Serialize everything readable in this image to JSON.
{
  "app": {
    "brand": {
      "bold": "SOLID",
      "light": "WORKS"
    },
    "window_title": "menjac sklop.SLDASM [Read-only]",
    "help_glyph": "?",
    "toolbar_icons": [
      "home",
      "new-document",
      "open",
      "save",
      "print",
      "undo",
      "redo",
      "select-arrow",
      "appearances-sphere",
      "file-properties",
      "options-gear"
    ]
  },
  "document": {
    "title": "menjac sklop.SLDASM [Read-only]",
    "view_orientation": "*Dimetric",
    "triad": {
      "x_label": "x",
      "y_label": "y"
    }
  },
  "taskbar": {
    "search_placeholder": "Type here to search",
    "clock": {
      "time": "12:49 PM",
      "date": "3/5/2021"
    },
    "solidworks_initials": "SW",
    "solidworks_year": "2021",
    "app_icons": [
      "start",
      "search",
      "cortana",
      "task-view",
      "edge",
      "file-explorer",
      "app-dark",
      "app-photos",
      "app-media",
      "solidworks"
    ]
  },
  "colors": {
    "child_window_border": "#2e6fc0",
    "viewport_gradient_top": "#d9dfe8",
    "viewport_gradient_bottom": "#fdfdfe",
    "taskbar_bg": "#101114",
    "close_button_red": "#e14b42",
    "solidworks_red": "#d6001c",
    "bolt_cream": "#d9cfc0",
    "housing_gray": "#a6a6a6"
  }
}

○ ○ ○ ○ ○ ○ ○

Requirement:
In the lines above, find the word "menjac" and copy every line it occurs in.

Your solution:
    "window_title": "menjac sklop.SLDASM [Read-only]",
    "title": "menjac sklop.SLDASM [Read-only]",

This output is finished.